- Farmers and ranchers bench-testing gasoline power saws or using combustible heaters for warming indoor maintenance areas risk exposure to lethal doses of carbon monoxide, warns William Steinke, a UC Davis Cooperative Extension farm safety specialist. Symptoms of carbon monoxide poisoning include headaches, slurred speech, sleepiness and dizziness and may be noticed within minutes or several hours. To treat victims, remove them from the gas-filled area and immediately take them to a doctor. Accidental poisonings can be prevented by installing carbon monoxide detectors, similar to smoke detectors, in maintenance shop areas.
- Herbs are a fast growing segment of the specialty crop market, according to the December 1997 issue of Central Coast Family Farm Report. The top 10 herbs in terms of sales in 1996 included (in order of sales) echinacea, garlic, ginseng, ginko, goldenseal, ma huang, psyllium, Siberian ginseng, saw palmetto and cascara sagrada. Herbs projected for future growth include cat's claw, ginko, kava kava, bilberry, elderberry and grape seed. One third of the nation's adults spend an average of $54 per year on herbal remedies to treat common health conditions. The leading uses of herbs for health problems include colds (59% of respondents), burns (45%), headaches (22%), allergies (21%), rashes (18%), and insomnia (18%).

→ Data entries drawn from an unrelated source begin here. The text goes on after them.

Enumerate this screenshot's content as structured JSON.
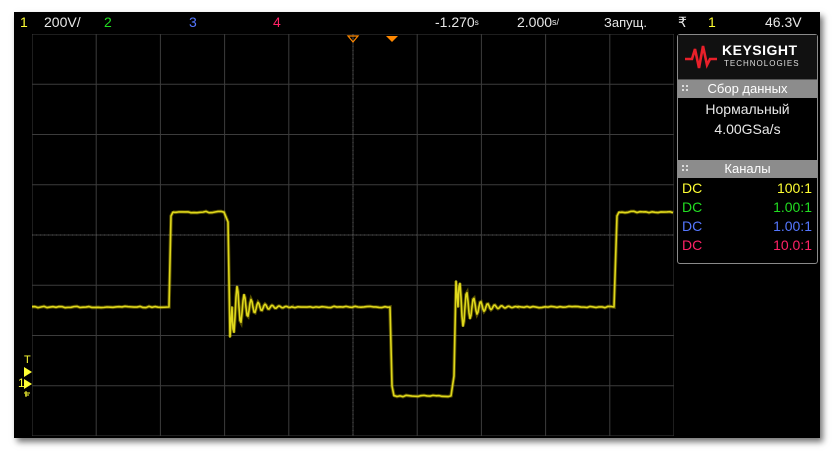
{
  "topbar": {
    "ch1_num": "1",
    "ch1_scale": "200V/",
    "ch2_num": "2",
    "ch3_num": "3",
    "ch4_num": "4",
    "time_offset": "-1.270",
    "time_offset_unit": "s",
    "time_scale": "2.000",
    "time_scale_unit": "s/",
    "run_state": "Запущ.",
    "trigger_symbol": "₹",
    "trigger_channel": "1",
    "trigger_level": "46.3V"
  },
  "brand": {
    "name": "KEYSIGHT",
    "sub": "TECHNOLOGIES"
  },
  "acquisition": {
    "title": "Сбор данных",
    "mode": "Нормальный",
    "rate": "4.00GSa/s"
  },
  "channels": {
    "title": "Каналы",
    "rows": [
      {
        "coupling": "DC",
        "probe": "100:1",
        "color": "#ffff33"
      },
      {
        "coupling": "DC",
        "probe": "1.00:1",
        "color": "#22dd22"
      },
      {
        "coupling": "DC",
        "probe": "1.00:1",
        "color": "#5577ff"
      },
      {
        "coupling": "DC",
        "probe": "10.0:1",
        "color": "#ff2266"
      }
    ]
  },
  "markers": {
    "trigger_level_label": "T",
    "ch1_ground_label": "1"
  },
  "colors": {
    "ch1": "#ffff33",
    "ch2": "#22dd22",
    "ch3": "#5577ff",
    "ch4": "#ff2266",
    "trigger_marker": "#ff8800",
    "panel_header": "#8c8c8c",
    "brand_logo": "#e8202a"
  }
}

- Ellen Straus, cofounder of Marin Agricultural Land, the first agricultural land trust in the nation, received the American Farmland Trust's second annual $10,000 Steward of the Land Award. The award recognize s her efforts in farmland conservation policy, protection of open space, and the use of environmentally and economically sustainable farming practices. Straus and her family own the Straus Family Creamery, an organic dairy in Marin County.